The election marks the end of a congressional grudge match pitting the only Republican in New York City’s 13-member congressional delegation against a Democrat backed by national party leaders and with a registration advantage.
In a defiant victory speech where he was introduced by the New Dorp High School junior ROTC color guard, Grimm, a former marine, thumbed his nose at the pundits who counted him out. "They all had this race in the books already. Just to be be sure they dumped $5 million dollars on us. That's a record for a Staten Island seat!" Grimm said to cheers from the crowd.
During the course of the race, Grimm threatened to throw a reporter off a congressional balcony for asking a probing question, and was handed up a 20-count indictment related to employment practices at restaurants he owns.
But despite the federal charges, the two-term incumbent still managed to convince more voters he could do a better job than Recchia, a former City Councilmember from Brooklyn who struggled to articulate his campaign’s message and was further hampered by sentiment against President Obama and Mayor Bill de Blasio in the largest part of the district, Staten Island.
On paper, Recchia seemed like a formidable opponent. He had strong name recognition in part of the district after three terms in the City Council. He had a record of working successfully with Republicans and independents, serving as chair of the Council’s Finance Committee in his final four years and negotiating budget agreements with the city’s independent mayor Michael Bloomberg.

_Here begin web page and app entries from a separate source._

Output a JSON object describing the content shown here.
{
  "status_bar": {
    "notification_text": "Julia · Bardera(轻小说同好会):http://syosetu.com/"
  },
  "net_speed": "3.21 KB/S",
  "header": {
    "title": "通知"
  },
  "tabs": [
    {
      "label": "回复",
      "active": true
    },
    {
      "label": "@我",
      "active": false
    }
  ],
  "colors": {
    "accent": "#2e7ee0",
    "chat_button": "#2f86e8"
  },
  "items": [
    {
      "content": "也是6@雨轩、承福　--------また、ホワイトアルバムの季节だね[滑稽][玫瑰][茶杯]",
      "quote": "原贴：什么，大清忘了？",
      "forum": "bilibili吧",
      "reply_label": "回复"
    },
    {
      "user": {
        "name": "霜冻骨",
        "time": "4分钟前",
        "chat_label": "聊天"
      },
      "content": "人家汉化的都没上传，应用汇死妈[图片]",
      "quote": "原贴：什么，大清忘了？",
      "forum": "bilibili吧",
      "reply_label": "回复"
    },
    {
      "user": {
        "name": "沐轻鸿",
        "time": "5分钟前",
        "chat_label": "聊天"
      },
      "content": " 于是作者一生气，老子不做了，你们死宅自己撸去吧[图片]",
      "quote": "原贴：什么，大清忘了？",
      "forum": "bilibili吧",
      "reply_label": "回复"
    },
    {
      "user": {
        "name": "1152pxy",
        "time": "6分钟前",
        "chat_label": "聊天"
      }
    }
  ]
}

During the campaign, Recchia played up his role as a family man with roots on both sides of the Verrazano Bridge. One of his first campaign commercials showed him driving the nearly mile-length span from his Brooklyn home with his wife, a public school teacher, and two daughters to his mother’s house on the Staten Island side.
But the tone of the campaign was not always so warm and fuzzy. The DCCC spent more than a million dollars in ads attacking his opponents pending trial and confrontational history with reporters. Grimm is charged with numerous federal counts of fraud and tax evasion related to his ownership of a Manhattan restaurant.
Recchia’s campaign started to lose steam the more the media paid attention to it. In early September, he trailed Grimm by just four points in a NY1 / Capital New York / Siena College poll. Then, as Recchia made more public appearances, his lack of fluency on the issues became a common occurrence. The Staten Island Advance, which endorsed de Blasio for mayor in 2013, reluctantly backed Michael Grimm for re-election, accusing Recchia of simply not knowing the issues well enough.
The final poll released before the election had given Grimm a 19-point lead going in to Election Day.
For his part, Grimm argued that Recchia would be a rubber-stamp for progressive Democrats like de Blasio and Obama, who have their lowest favorability ratings in the city on Staten Island. Grimm also tried to link Recchia with the Rev. Al Sharpton, a particularly divisive figure in the district, who led a march against police brutality through Staten Island in August to protest the death of Eric Garner from a police chokehold.